RECORDED INFORMATION Start Marker

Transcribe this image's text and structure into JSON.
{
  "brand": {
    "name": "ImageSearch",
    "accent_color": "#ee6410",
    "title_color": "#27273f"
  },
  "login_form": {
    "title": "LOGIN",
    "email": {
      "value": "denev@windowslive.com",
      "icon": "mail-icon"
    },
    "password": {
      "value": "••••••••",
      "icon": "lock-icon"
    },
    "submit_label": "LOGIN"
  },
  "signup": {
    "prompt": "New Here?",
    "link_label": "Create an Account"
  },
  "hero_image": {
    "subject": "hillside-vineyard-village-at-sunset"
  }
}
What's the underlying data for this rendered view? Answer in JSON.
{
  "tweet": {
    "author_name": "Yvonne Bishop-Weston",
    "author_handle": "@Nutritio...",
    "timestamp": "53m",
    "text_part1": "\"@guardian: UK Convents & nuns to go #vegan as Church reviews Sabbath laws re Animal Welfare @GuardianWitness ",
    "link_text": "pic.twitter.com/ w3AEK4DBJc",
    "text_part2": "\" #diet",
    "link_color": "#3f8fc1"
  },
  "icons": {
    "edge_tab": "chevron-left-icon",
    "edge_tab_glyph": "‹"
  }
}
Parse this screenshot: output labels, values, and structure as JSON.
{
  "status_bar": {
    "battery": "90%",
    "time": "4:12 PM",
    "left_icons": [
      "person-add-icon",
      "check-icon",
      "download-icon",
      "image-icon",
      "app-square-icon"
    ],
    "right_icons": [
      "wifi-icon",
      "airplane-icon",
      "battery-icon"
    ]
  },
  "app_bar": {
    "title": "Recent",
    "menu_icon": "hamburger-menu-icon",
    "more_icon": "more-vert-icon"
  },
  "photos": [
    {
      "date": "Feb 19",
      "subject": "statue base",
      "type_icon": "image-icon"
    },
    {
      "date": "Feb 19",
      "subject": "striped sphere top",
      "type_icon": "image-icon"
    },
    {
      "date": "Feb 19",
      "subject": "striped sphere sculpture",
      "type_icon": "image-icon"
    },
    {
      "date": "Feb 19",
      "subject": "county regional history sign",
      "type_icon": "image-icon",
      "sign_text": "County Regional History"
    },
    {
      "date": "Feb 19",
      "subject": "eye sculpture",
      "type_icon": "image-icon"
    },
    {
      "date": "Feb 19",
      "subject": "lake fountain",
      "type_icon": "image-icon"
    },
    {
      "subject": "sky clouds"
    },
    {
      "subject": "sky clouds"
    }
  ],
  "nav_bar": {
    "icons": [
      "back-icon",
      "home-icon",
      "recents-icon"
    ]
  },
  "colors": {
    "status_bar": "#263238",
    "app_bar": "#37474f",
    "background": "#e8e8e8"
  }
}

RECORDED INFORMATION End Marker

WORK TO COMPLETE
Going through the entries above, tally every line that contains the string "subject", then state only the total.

TASK ANSWER
9